[Assignment]
For the data below, give the number of lines that include the word "JSON" and nothing else.

[Material provided]

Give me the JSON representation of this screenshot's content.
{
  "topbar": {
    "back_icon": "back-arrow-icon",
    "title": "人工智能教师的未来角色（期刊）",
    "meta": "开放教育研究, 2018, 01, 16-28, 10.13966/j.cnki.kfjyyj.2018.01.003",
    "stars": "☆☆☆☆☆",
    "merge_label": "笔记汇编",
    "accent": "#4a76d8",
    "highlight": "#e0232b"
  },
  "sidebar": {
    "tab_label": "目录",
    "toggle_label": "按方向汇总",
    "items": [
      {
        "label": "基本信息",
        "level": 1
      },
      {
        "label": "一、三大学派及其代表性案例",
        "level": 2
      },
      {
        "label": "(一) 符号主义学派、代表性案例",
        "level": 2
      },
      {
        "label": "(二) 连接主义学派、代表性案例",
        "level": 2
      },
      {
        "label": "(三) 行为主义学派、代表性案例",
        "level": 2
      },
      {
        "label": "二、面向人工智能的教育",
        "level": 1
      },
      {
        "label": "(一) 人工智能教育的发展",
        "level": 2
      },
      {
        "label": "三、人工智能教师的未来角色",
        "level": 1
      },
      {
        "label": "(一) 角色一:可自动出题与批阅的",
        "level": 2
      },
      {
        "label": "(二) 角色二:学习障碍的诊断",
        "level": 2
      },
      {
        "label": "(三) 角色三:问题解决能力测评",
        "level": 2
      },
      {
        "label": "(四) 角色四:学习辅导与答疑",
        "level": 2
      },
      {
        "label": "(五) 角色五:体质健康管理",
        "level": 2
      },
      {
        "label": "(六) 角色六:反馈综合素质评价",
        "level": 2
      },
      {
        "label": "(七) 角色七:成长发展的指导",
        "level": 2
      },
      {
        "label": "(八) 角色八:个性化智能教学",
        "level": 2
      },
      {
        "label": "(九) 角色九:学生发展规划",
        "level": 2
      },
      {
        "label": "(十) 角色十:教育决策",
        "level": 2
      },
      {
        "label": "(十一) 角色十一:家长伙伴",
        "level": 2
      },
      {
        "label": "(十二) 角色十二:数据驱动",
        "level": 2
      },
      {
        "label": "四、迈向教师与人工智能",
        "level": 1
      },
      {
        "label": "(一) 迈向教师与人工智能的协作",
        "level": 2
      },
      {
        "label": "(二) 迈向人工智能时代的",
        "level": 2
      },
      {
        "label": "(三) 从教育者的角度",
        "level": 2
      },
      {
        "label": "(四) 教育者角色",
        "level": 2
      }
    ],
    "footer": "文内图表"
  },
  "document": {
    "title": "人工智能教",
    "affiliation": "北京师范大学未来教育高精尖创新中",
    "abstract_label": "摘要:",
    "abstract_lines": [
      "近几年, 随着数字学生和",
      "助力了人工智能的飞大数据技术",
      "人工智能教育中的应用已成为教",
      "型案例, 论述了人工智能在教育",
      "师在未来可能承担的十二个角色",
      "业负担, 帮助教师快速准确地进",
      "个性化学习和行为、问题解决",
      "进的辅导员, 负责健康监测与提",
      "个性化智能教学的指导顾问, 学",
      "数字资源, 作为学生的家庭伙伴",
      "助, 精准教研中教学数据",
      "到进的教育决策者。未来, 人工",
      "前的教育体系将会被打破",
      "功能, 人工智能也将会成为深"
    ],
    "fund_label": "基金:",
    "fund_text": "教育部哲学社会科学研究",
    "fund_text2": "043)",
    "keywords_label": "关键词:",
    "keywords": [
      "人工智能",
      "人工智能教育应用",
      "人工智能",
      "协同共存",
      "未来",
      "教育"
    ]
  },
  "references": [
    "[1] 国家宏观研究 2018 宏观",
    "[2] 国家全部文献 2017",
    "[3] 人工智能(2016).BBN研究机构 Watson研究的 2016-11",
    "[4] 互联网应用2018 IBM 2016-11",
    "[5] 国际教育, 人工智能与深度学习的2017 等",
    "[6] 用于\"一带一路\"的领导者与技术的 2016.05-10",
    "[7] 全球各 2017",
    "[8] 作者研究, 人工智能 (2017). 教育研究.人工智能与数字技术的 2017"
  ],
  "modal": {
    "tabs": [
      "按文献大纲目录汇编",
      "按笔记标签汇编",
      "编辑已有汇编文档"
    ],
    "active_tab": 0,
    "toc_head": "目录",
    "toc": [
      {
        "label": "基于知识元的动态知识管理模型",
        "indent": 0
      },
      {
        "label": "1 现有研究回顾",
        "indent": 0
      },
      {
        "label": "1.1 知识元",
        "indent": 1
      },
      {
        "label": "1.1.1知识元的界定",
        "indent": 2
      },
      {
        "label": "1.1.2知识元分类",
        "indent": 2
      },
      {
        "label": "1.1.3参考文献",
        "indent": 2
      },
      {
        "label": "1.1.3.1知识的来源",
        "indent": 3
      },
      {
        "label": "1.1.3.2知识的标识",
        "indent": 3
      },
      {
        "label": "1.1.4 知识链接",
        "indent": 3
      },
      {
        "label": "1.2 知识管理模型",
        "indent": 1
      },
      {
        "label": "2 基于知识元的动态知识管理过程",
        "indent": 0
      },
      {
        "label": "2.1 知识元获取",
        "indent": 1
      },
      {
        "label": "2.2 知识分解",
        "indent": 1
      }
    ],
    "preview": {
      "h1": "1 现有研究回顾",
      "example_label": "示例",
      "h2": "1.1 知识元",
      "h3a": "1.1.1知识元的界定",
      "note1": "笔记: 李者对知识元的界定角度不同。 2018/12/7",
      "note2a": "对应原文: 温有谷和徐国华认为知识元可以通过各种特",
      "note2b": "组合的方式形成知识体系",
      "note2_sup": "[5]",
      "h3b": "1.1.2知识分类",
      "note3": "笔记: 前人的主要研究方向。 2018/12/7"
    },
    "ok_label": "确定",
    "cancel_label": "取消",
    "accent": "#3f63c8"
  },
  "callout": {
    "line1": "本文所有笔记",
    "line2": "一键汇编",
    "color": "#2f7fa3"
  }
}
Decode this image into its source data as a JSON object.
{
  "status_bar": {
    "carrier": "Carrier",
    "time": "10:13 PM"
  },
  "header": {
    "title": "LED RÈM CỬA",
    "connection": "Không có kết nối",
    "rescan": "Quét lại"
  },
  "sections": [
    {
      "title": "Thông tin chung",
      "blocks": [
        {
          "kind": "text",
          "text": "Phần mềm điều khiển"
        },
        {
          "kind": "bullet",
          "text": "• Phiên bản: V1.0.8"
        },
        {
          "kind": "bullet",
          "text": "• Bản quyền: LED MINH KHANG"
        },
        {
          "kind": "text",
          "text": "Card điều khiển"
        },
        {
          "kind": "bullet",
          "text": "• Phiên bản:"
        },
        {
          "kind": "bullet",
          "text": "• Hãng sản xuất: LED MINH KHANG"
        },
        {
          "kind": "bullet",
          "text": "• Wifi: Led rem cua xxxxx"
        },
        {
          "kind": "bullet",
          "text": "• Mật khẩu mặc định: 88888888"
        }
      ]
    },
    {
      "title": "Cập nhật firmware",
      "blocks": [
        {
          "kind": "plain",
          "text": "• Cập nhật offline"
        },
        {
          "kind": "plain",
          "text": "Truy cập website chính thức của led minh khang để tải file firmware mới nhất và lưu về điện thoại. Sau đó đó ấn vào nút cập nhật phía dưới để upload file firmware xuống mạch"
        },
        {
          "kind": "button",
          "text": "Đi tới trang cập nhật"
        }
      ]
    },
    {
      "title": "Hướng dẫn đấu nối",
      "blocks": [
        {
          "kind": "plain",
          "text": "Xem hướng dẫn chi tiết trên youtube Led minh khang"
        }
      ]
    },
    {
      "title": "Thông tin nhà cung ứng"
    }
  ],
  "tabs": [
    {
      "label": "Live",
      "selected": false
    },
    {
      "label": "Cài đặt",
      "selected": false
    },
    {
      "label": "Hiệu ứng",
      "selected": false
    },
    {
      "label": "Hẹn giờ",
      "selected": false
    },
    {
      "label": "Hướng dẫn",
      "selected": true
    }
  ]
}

[Answer]
2